SOF units are always looking for the very best available equipment to take into the field and on missions. This is what I thought when I bought the Bushnell 8×32 Fusion 1 mile ARC laser range finder for long range precision target interdiction. Being a trusted name in optics, I went to Bushnell’s web page and found a laser range finder with everything that SOF units look for in a tactical laser range finder. I was so excited to get this great piece of gear and test it out in preparation to use on an upcoming training exercise. I very quickly found myself disappointed in how poor the Fusion was performing in many different aspects.
At initial glance, especially after reviewing the manufacturer’s specifications, the Fusion 1 mile ARC appears to be a great piece of glass with multi-function capabilities. It’s a ballistic computer, laser range finder and binoculars all in one. Weighing in at only 30.8 ounces for all the capabilities, I was excited to cut some weight from my pack by eliminating those other devices. The first time I removed the fusion from my pack to use, it was immediately apparent that the quality of its construction was not rugged enough for it’s “true use”. The eye cup fell off at some point between putting it in my pack and taking it out again. One time in and out of a pack again and she already had its first battle scars.

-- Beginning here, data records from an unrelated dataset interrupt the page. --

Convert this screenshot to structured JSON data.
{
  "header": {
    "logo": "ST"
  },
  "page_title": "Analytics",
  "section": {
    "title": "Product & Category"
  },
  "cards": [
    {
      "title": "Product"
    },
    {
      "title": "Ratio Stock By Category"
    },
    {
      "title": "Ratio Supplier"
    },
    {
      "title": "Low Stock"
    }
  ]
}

The disappointments kept coming quickly afterward when my buddy and I went to get set up for our first shot; I was unable to get a return distance from the Fusion. We had to wait for first light and use the mildot range estimation formula to estimate our target. When we did the range calculation, we determined that the target was just over 900 meters. Why the hell could not I get a “laze” on the target? I tried again and the closest I could get a return from the fusion was 750 meters. I adjusted to settings from bullseye mode to brush mode and I still could not get a return from the fusion. So, back into the pack she went and she did not come out again for the remainder of the trip. Upon completion I asked other sniper team if they had the same difficulties and they reported the same deficiencies.
I decided to give the Fusion another chance to show her qualities the next time our team went out to the range. The distances we were shooting on this particular day went all the way out to 3200 meters. With modern precision rifles, it is not unreasonable to expect hits even at that range. On a clear day with perfect conditions, using a tripod and sand sock for a stability, the Fusion continued to frustrate me. I was unable to get a distance readout on a hillside that was no more than 1200 meters away. That is unacceptable for a laser range finder that is advertised as capable of terrain distance marking at 1760 yards so, back into the pack the fusion went.
Exploring the performance of the built in ballistic computer was my last hope for a positive result from this product that I had such high hopes for. I broke out the instruction manual and went to Bushnell’s website for further information to make sure that I did not cause any operator errors in the Fusions’ ballistic solution, what I found was surprising for a product produced by a company with a reputation as good as Bushnell’s.
Using a 175-grain Sierra Match King .308 and a LaRue OBR, the average muzzle velocity comes out to be around 2550 fps. Armed with this basic info I referred to the user guide and determined that I should select the “F” category. The problems were immediately apparent. The rifle categories listed by Bushnell only give you an option to select a round that is shooting at 2900 fps. A 350 fps difference in muzzle velocity translates into a .68 mil drop (19.83 inches) at 740 meters, when compared with a “trued” custom ballistic curve.
Considering that 740 meters is a long shot for most shooting situations, let’s look at shorter distances. Say we have a target at 490 meters. When comparing the two ballistic solutions, the Fusion gives a shooting solution which would result in a 10.59 inch drop for my rifle. For shooters demanding a high degree of accuracy, this difference is simply unacceptable. The inability to alter the specifics of the ballistics computer, there is no way to correct for this discrepancy except for using a rifle that falls in exactly with on the ballistic categories. After exhausting all the applications the Fusion offers, it was clear that it simply did not meet the performance standard required for tactical long range precision target interdiction.
Although the Fusion failed to meet the bar in the tactical world I still saw a lot of potential in its application in primarily the bow hunting realm but also rifle hunting. Designed to operate in both rifle and archery modes, multi-functionality is always an awesome aspect for a piece of gear that would to make it onto my bow hunting packing list. Anyone who has been in the situation where you are in the middle of a wilderness area with everything you need to achieve success is carried on you back, knows that ounces equal pounds and pounds equal pain. If I can pack a set of binos and a laser range finder all in one, I will every time. I tested the Fusion in every archery situation I could think of from steep angle shots to long distance shots. It never failed me and the quality of the glass is exceptional for medium and short range glassing.
In conclusion, considering rifle and bow hunting applications versus “tactical” applications, it is clear where the Bushnell Fusion 1 mile ARC finds its’ niche. If you are a rifle hunter that does not feel confident taking a shot on a big bull beyond 400 meters than, I would recommend the Fusion to you. If you have invested in a high dollar rifle, high dollar training and shooting at 900 meters is in your realm of possibility then you should look into another higher performance range finder.